The image of the child soldier as “faultless passive victim” resonates throughout Professor Mark Drumbl’s newest book, Reimagining Child Soldiers in International Law and Policy. The faultless passive victim image dominates the international discourse on child soldiers, almost always to the detriment of the child in question, and it is against that image that Drumbl asks us to reimagine child soldiers. Reimagining Child Soldiers seeks, among other goals, to deconstruct the dominant narrative of the faultless passive victim and to recast the child soldier in a more visionary application of what he calls the “international legal imagination.” He repeatedly invokes the example of Omar Khadr, the 15-year-old detained and tried for alleged war crimes by the U.S. military commission at Guantanamo. This made the book of particular interest to me, as one of Omar Khadr’s several defense lawyers in the U.S. federal courts, and as civilian counsel in military commission proceedings at Guantanamo in 2006. The same should be true of anyone interested in the law and policy relating to child soldiers. It is a fascinating intellectual feast.
Much of the research for this work comes from outside of traditional international legal sources: treaties, custom, standards and jurisprudence. Drumbl’s goal is ambitious; he seeks to “energize a discussion at the cross-national, interdisciplinary, and ‘big picture’ panoptic level.” (vii.) This is a book that is chock full of data from the social sciences and international law.
The book has a logical and straightforward structure. In chapter 1, Drumbl navigates the complex question of defining exactly who is a child soldier. The clearest answer is nonetheless aspirational. The Cape Town Principles use “the somewhat tongue-tying children associated with armed forces or armed groups,” defined in the later Paris Principles as follows:
Any person below 18 years of age who is or who has been recruited or used by an armed force or armed group in any capacity, including but not limited to children, boys, and girls used as fighters, cooks, porters, messengers, spies or for sexual purposes.
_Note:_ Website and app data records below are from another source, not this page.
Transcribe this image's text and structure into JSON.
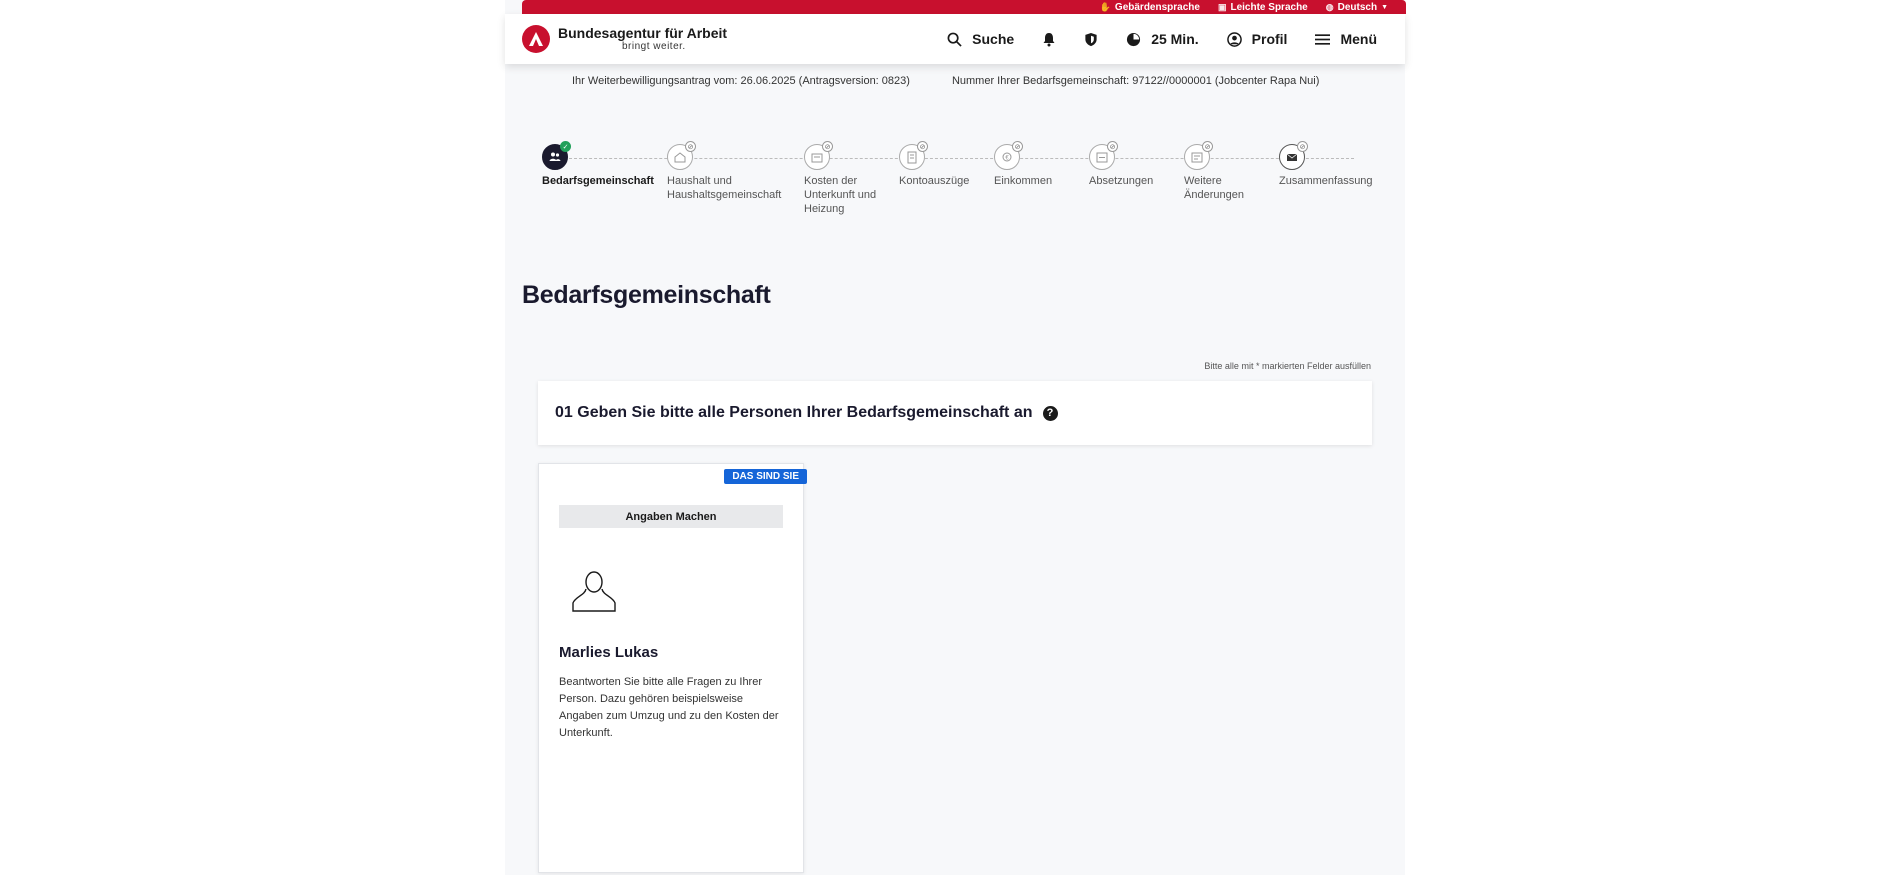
{
  "topbar": {
    "items": [
      {
        "label": "Gebärdensprache",
        "icon": "hand-icon"
      },
      {
        "label": "Leichte Sprache",
        "icon": "book-icon"
      },
      {
        "label": "Deutsch",
        "icon": "globe-icon"
      }
    ]
  },
  "header": {
    "logo_title": "Bundesagentur für Arbeit",
    "logo_sub": "bringt weiter.",
    "nav": {
      "search": "Suche",
      "timer": "25 Min.",
      "profile": "Profil",
      "menu": "Menü"
    }
  },
  "info": {
    "application": "Ihr Weiterbewilligungsantrag vom: 26.06.2025 (Antragsversion: 0823)",
    "community_number": "Nummer Ihrer Bedarfsgemeinschaft: 97122//0000001 (Jobcenter Rapa Nui)"
  },
  "steps": [
    {
      "label": "Bedarfsgemeinschaft",
      "active": true
    },
    {
      "label": "Haushalt und Haushaltsgemeinschaft"
    },
    {
      "label": "Kosten der Unterkunft und Heizung"
    },
    {
      "label": "Kontoauszüge"
    },
    {
      "label": "Einkommen"
    },
    {
      "label": "Absetzungen"
    },
    {
      "label": "Weitere Änderungen"
    },
    {
      "label": "Zusammenfassung"
    }
  ],
  "main": {
    "title": "Bedarfsgemeinschaft",
    "required_note": "Bitte alle mit * markierten Felder ausfüllen",
    "section_title": "01 Geben Sie bitte alle Personen Ihrer Bedarfsgemeinschaft an",
    "help": "?"
  },
  "card": {
    "badge": "DAS SIND SIE",
    "button": "Angaben Machen",
    "name": "Marlies Lukas",
    "description": "Beantworten Sie bitte alle Fragen zu Ihrer Person. Dazu gehören beispielsweise Angaben zum Umzug und zu den Kosten der Unterkunft."
  },
  "colors": {
    "brand_red": "#c8102e",
    "badge_blue": "#1565d8",
    "success_green": "#22a05a"
  }
}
It does not only refer to a child who is taking or has taken a direct part in hostilities. (4.)
The push from activists is toward this so-called “Straight 18” definition, which abandons any reference to age 15 for recruitment or use of children in armed conflict, found in some treaties. Drumbl concludes that “international law’s trend-line arcs toward the Straight 18 position.” (5.)
Chapter 1 also provides four images of child soldiers developed by Drumbl. They are all relatively vivid and self-explanatory: in addition to the already-mentioned faultless passive victim, he offers the demon and bandit, the irreparable damaged goods, and the hero. (6-8.) The prevailing image, that of the faultless passive victim, suffuses subsequent chapters. I found the invocation of this imagery to be perhaps the most original, imaginative and insightful contribution of the work, particularly in subsequent chapters in which Drumbl makes a powerful and persuasive case for the narrowness and shortsightedness of our legal imagination in going beyond that image, to the detriment of child soldiers everywhere.
Chapters 2 and 3 provide complex accounts of who child soldiers are and what they do. Even an accurate tally of the number of present and former child soldiers is difficult, although overall numbers have probably declined. At the conclusion of a detailed look at the “not so simple” business of sorting out the world of child soldiering, Drumbl proposes to examine the child soldier through a model of circumscribed action, where the actor has “the ability to act, the ability not to act, and the ability to do other than what he or she actually had done. The effective range of these abilities, however, is delimited, bounded, and confined.” (98.) He calls circumscribed action “a spectrum or continuum” that permits diverse responses by and to child soldiers. Some children may fall far short of adult cognizance, but others, “particularly older adolescents, exercise [awareness] in navigating social pathways that lead to their enlistment in armies, fighting factions, and militias.” They are “constrained but not choiceless,” he asserts, adopting the language of other critics of the faultless passive victim image. (99.)
Chapter 4 focuses on the accountability of child soldiers for their own acts, examining international and internationalized tribunal practice as well as some domestic focus. “Child soldiers,” he concludes in a later chapter, “should not be criminally prosecuted internationally, nationally, or locally for alleged implication in acts of atrocity.” (178.) And at the end of the book, he bluntly and explicitly rejects the notion that the prosecution of Omar Khadr would withstand scrutiny under what he calls the “qualified deference test,” a set of six interpretive guidelines that should give direction to decision-making in post-conflict justice mechanisms judging children for their involvement in atrocity.
Chapter 5 provides an overview of the legal framework for those who engage in the unlawful recruitment of child soldiers. This book was published just before the final judgments and sentencing by trial chambers in two major trials for complicity in the recruitment of child soldiers, those of Thomas Lubanga Dyalo in the International Criminal Court, and Charles Taylor in the Special Court of Sierra Leone. The book, nonetheless, includes extensive discussions of the trial proceedings, particularly in the Lubanga case, and the outcomes in both are in no way inconsistent with the book’s major premises and conclusions. The ultimate outcome in both of these cases, of course, awaits conclusion of appeals.
Chapters 6 and 7 provide a comprehensive set of reforms to international law and policy regarding child soldiers, including extensive examination of the practice of truth commissions and other alternatives to formal criminal adjudication such as “endogenous ceremonies, reinsertion rites, reparative mechanisms, and community service.” (207.) One nugget of data in the concluding chapter makes a strong case for such alternatives. The combined budgets of the two international ad hoc tribunals for the former Yugoslavia and Rwanda now total between $US 2 and 3 billion dollars since beginning operations, “in some years comprising 10% to 15% of the total UN budget,” while the cost of demobilizing and reintegrating former fighters from Mozambique totals $US 1,075 per fighter, and $US 1,066 per fighter in South Africa. Each amnesty application at the South African Truth and Reconciliation Commission ran at $US 4,250. In the face of such data, Drumbl persuasively argues that the most significant impediment to widespread adoption of these alternatives may be the lean of international donors and civil society toward tribunals.
(Professor Rick Wilson is professor of law at American University’s Washington College of Law and founding director of the school’s International Human Rights Law Clinic.)